[EXERCISE BRIEF]
Which lines in the records below contain the word "icon"? Return each of them.

──────── STUDY MATERIAL ────────

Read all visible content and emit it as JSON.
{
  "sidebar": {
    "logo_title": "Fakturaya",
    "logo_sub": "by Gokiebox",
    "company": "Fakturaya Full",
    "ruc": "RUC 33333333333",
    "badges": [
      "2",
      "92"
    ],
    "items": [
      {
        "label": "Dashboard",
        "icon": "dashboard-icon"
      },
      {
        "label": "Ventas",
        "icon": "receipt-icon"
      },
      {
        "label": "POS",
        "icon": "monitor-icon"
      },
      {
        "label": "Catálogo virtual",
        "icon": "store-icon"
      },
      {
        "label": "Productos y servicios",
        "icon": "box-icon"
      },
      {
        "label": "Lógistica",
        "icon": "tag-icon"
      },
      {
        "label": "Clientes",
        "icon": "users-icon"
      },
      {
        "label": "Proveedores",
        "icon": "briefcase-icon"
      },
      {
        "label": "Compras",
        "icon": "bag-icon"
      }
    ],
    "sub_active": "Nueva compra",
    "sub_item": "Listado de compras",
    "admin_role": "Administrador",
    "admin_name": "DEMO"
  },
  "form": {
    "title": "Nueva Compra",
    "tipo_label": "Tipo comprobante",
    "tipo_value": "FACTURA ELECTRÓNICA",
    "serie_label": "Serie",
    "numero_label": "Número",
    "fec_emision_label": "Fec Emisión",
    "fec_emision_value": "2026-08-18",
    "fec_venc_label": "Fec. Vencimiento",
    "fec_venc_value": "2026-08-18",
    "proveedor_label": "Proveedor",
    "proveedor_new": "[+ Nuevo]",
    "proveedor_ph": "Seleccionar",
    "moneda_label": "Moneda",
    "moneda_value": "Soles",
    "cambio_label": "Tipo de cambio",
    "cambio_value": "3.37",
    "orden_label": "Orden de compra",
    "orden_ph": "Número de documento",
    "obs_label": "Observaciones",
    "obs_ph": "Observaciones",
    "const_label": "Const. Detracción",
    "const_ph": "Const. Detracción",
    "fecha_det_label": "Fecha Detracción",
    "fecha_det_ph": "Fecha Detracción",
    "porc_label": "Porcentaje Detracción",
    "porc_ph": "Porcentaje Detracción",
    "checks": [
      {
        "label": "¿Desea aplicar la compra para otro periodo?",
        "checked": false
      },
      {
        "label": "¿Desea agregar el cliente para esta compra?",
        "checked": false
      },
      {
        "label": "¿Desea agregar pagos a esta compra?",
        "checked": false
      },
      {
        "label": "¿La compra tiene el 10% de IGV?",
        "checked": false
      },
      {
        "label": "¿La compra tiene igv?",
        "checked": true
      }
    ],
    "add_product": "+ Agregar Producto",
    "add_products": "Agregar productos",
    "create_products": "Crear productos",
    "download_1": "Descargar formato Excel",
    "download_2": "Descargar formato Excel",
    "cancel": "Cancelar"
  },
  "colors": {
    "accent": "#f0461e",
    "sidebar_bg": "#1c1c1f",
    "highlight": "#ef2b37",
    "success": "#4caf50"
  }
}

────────

[ANSWER TO THIS TASK]
        "icon": "dashboard-icon"
        "icon": "receipt-icon"
        "icon": "monitor-icon"
        "icon": "store-icon"
        "icon": "box-icon"
        "icon": "tag-icon"
        "icon": "users-icon"
        "icon": "briefcase-icon"
        "icon": "bag-icon"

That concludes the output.